▶ **PROBLEM STATEMENT**:
Search the material for the word "signed" and copy each line that holds it.

▶ **TASK INPUTS**:
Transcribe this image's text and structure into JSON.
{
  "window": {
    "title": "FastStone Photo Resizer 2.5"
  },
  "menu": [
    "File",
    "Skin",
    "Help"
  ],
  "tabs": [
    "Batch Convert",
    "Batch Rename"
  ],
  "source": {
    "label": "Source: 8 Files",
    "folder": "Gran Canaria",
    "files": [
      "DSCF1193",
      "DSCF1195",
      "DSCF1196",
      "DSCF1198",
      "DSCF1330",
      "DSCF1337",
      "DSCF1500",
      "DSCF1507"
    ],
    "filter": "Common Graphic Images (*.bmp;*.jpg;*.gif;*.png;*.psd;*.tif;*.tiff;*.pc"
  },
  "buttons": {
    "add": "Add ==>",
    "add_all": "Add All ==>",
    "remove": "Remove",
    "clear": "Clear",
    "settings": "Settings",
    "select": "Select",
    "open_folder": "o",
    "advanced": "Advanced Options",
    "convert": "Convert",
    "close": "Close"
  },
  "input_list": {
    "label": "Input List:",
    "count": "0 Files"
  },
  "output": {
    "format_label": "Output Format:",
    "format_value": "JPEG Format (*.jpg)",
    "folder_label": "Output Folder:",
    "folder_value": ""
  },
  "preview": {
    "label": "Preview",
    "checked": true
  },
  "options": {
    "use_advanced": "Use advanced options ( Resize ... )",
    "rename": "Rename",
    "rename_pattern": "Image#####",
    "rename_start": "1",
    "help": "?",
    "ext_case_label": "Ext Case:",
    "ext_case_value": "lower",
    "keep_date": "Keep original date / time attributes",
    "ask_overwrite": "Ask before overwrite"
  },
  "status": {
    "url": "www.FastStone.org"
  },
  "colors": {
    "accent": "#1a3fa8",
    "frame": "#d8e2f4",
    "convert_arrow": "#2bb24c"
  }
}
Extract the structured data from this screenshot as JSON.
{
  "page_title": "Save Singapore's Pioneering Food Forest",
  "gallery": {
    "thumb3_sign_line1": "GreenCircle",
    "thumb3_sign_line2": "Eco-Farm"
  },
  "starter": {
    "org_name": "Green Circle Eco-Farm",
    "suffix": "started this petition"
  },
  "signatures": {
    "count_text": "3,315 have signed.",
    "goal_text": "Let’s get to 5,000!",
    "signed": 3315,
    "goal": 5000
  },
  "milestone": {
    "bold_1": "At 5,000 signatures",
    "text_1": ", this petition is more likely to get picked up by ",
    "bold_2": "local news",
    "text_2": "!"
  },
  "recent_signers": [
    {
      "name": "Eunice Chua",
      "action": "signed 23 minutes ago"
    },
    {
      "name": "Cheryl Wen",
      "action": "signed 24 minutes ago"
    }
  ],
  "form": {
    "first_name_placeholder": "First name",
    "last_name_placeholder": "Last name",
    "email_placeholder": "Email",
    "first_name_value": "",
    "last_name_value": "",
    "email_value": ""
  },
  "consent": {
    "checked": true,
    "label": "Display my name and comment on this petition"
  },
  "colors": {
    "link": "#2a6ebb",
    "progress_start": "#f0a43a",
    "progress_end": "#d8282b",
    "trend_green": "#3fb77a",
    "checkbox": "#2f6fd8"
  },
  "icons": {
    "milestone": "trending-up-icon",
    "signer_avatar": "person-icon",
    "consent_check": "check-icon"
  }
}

▶ **WRITTEN RESPONSE**:
    "count_text": "3,315 have signed.",
    "signed": 3315,
      "action": "signed 23 minutes ago"
      "action": "signed 24 minutes ago"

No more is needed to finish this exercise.